looked like the end had arrived for Adewale Fatai's chicken farm. Money was running out and the farm was producing fewer than 2,000 chicks. His family had no funds to lend and Nigeria's banks weren't interested. So he went online. Two years later, Fatai now has 20,000 chickens and a profit.
The reason, FarmCrowdy. It's one of a breed of new peer-to-peer lending companies aiming to match farmers with small investors,>> We're excited that in the last 22 months, we've been able to work with about 7,000 small scale farmers in Nigeria already. Who have cultivated over 8,000 acres of farmland and all close to 600,000 chickens we've been able to raise to date.
We're currently a team of seven that are championing of this new kind of farming without actually be on a farm.>> The companies use videos and photographs to show off farms to prospective investors. They're willing to tie up some cash until harvest time, and then collect a small return.

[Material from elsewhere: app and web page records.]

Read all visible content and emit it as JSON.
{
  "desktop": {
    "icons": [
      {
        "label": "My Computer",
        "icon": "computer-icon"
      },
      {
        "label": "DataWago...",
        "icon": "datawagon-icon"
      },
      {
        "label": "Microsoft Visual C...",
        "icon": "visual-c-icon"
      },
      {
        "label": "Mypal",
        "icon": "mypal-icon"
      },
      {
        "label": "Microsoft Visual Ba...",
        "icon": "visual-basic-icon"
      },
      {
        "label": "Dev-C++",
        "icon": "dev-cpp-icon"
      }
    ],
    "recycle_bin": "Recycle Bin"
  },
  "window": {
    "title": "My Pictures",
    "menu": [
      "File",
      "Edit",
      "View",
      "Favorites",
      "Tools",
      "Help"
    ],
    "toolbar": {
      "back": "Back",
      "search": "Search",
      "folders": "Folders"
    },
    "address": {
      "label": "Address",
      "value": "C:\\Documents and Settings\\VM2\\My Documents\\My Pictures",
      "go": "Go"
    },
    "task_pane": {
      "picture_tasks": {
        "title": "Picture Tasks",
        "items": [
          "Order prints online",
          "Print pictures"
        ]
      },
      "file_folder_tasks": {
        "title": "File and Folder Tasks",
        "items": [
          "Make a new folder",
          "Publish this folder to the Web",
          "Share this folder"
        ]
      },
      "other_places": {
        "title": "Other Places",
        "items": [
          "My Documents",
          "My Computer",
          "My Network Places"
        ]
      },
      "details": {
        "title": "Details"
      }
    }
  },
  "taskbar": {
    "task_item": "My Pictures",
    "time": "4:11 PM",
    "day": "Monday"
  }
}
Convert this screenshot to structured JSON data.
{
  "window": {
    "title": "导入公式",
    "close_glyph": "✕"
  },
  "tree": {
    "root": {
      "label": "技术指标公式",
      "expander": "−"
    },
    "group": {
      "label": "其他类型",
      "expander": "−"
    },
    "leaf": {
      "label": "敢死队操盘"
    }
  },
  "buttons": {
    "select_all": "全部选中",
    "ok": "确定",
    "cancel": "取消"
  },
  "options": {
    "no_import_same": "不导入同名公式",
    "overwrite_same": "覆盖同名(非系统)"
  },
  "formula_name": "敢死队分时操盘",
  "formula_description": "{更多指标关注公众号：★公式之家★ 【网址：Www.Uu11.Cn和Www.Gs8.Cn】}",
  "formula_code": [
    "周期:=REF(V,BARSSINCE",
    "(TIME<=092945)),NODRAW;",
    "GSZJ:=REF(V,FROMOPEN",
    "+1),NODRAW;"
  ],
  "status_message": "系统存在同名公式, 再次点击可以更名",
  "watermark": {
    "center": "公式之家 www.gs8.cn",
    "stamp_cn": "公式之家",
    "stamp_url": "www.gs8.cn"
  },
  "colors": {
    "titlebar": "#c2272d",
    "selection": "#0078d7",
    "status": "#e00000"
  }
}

The investors then decide how much they might want to pour into the farm, typically starting at around $300. That may not sound like much, and it's too small a sum to interest most banks, but it is enough to help keep a small farm going until that harvest. FarmCrowdy and another similar firm Thrive Agric advertise, returns of around 12 to 20% for most investments.
The arrival of these companies comes as Nigeria's president Muhammadu Buhari tries to revitalize the country's agriculture sector. He's trying to reduce the country's reliance on its oil export industry and also cut down on food imports, which are expensive for consumers. Despite the numerous struggles Nigerian farmers face, investors have raised several million dollars for farmers in a year, so Buhari's plans could come to fruition.